Shantae awakens to the town she protects being attacked! Upon investigating what is happening, she finds out that the mayor has traded away the town to the Ammo Baron for some chocolates, and the new owner is here to turn the town into a fortress. Despite having her powers stripped, she still decides to face the Ammo Baron and his forces to try and protect Scuttle Town. After defeating the Ammo Baron, the Royal Guard of Sequin Land Palace arrive to place Shantae under house arrest for attacking the rightful land owner, and inform her that she may be punished by removing her weapon, which is her beautiful hair.
It is then that she is attacked by Risky Boots as part of a misunderstanding and finds out that the Pirate King is trying to be resurrected. As Risky Boots wants to rule the seas herself, the Pirate King being resurrected is something she does not want to allow to happen. Shantae also feels this threat sounds menacing enough to warrant stopping, so the unlikely pair team up and the adventure begins.

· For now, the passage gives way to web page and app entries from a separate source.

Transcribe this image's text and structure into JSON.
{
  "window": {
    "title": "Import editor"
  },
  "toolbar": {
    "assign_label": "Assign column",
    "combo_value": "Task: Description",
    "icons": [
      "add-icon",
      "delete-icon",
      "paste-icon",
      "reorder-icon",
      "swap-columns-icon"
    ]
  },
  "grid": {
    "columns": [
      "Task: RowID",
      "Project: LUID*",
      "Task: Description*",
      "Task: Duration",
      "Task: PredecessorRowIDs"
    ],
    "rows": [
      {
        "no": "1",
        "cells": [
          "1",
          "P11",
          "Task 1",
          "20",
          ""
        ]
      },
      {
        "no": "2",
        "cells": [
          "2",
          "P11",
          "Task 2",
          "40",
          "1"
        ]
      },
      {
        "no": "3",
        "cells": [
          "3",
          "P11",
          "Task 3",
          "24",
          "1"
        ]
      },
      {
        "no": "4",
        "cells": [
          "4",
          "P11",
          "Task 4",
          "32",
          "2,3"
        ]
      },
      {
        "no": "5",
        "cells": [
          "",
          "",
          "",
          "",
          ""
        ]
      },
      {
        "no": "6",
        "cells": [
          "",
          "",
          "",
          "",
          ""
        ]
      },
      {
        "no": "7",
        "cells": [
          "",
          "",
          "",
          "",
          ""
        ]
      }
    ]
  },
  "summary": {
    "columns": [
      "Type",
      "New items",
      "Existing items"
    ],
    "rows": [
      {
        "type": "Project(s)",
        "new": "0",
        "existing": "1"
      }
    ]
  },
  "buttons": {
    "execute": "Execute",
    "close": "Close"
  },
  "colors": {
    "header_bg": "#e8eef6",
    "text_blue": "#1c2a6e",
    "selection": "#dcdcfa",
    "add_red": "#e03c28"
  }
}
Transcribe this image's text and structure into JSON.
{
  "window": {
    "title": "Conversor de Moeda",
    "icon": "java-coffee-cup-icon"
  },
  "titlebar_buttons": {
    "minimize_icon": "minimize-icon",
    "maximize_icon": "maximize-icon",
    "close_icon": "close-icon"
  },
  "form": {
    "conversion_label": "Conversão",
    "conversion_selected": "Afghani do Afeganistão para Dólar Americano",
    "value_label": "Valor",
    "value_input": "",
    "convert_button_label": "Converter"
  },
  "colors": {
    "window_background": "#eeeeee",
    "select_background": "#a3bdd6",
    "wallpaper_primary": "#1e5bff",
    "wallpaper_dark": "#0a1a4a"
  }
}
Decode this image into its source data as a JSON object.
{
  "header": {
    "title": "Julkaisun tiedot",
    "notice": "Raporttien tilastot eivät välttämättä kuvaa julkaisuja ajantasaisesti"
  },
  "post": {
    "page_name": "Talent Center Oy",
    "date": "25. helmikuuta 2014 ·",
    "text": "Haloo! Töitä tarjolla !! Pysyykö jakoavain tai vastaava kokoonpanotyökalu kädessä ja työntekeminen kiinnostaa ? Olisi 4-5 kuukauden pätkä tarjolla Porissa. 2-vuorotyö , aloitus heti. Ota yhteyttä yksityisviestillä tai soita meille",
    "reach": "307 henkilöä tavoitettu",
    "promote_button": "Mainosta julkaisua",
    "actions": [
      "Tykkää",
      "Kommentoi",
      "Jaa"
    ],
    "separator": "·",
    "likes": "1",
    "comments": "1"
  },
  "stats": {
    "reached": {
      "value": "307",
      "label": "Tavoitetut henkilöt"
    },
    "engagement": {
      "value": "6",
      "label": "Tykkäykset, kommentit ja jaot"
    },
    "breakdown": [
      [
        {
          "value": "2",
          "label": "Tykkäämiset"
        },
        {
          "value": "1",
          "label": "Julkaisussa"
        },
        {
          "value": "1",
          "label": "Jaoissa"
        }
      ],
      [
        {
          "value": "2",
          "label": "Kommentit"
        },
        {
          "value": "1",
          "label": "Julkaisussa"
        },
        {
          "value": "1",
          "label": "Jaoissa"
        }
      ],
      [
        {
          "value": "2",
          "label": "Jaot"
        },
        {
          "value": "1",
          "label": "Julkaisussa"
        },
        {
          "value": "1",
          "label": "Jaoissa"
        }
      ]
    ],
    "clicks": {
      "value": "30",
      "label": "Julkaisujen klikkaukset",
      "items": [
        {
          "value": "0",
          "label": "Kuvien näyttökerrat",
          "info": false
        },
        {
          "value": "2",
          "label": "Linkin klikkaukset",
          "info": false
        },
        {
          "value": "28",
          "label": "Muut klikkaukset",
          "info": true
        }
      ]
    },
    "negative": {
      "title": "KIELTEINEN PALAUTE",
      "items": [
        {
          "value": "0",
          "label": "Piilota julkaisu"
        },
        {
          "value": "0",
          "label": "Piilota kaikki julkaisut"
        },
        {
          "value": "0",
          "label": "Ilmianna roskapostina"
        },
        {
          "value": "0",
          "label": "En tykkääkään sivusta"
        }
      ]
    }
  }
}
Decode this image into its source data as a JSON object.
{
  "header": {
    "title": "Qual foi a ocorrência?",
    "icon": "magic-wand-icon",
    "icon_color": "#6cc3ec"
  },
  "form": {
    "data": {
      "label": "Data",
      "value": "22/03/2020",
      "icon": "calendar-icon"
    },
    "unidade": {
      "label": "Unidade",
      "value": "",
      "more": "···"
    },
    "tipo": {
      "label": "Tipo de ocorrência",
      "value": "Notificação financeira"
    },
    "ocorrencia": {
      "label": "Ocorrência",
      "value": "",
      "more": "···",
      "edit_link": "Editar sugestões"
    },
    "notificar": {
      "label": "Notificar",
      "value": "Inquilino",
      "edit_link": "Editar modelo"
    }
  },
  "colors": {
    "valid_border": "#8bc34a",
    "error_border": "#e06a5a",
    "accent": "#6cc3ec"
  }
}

I found the story to be a lot of fun. The characters were very likeable, and the humour laced throughout the dialogue is hilarious. As far as the story is concerned, it was good enough to make me want to see this one through to the end, and kept me intrigued as to what would happen next, and who we will meet along the way.
The music in Shantae and the Pirate’s Curse is amazing. Every track is exquisite and varied. Each towns theme suits the look and feel, and each environment has a musical number that fits the area perfectly. Different situations also have music that suits that situation, which is especially noticeable in the fierce boss battles or the more laid back and relaxed tunes in the towns.
As far as the sound goes, it is also done to an extremely high level. Each attack has a satisfying whack to it. The few words here and there you hear spoken are quite cute, though can be a little off putting as there isn’t any voice acting besides the odd word.
Visuals & Performance
The art style in Shantae and the Pirate’s Curse is superb. Unlike 1/2 Genie Hero, this Shantae game has a pixel art style that is reminiscent of many indie games at the moment. This isn’t just another one of those though, as the level of detail and quality is great. The character models are beautiful, environments are gorgeous, and the towns look lively. Each island you travel to has its own look and feel, but it always fits within the Shantae universe they have created. No area looks out of place, which speaks to the coherent design they have achieved with this one.
In terms of performance, Shantae and the Pirate’s Curse is very smooth. At no point was I ever hampered by slow downs or bugs of any kind. The amount of polish is very high.
Shantae and the Pirate’s Curse is a traditional 2d platformer at its heart. You travel to each level, complete a set of objectives, rinse and repeat. The difference with this game is that each level is kind of a world in and of itself. It feels like you are exploring a new island location, rather than just going from level to level. There is a metroidvania vibe, without going too far in that backtracking direction.
As far as the platforming goes, it is of the highest quality. The controls are extremely solid, which allows for precise platforming. The act of controlling Shantae is a pure joy, which makes the entire game enjoyable.
You begin the game with a basic jump, attack, and the ability to use a magic lamp to suck up clouds of dark magic among other things. As you progress, you gain access to different weapons and abilities. You will get a sword for some different attacks, a cannon which you can use to propel Shantae, and a pirate hat that works as a sort of hang glider, and many more fun techniques.
The objectives you must complete in each level vary enough to keep things from getting stale. The way you get these missions are generally through conversations with other characters. They give you hints as to what you need to do through what they are saying, and it is up to you to work out how to achieve those goals. Thankfully these goals are never too hard to work out, so you won’t get stuck trying to work out what needs to be done. One problem is that it is difficult to remember exactly what needs to be done as you don’t have a quest log to keep track of these, but you are generally only doing one at a time anyway so it doesn’t tend to get in the way too much.
Is Shantae and the Pirate’s Curse worth your hard earned cash? The price point places it at the higher end of eShop indie prices, but I feel the level of polish and design that has gone into this game makes it well worth the asking price. Not only that, but you will get a good 9 hours plus out of the main game. You also get multiple endings and some additional modes and features that makes this a worthy addition to your Switch library.
Tight, precise platforming feels great
Good sound design
Backtracking can get annoying
Hard to follow the story at first for those new to the series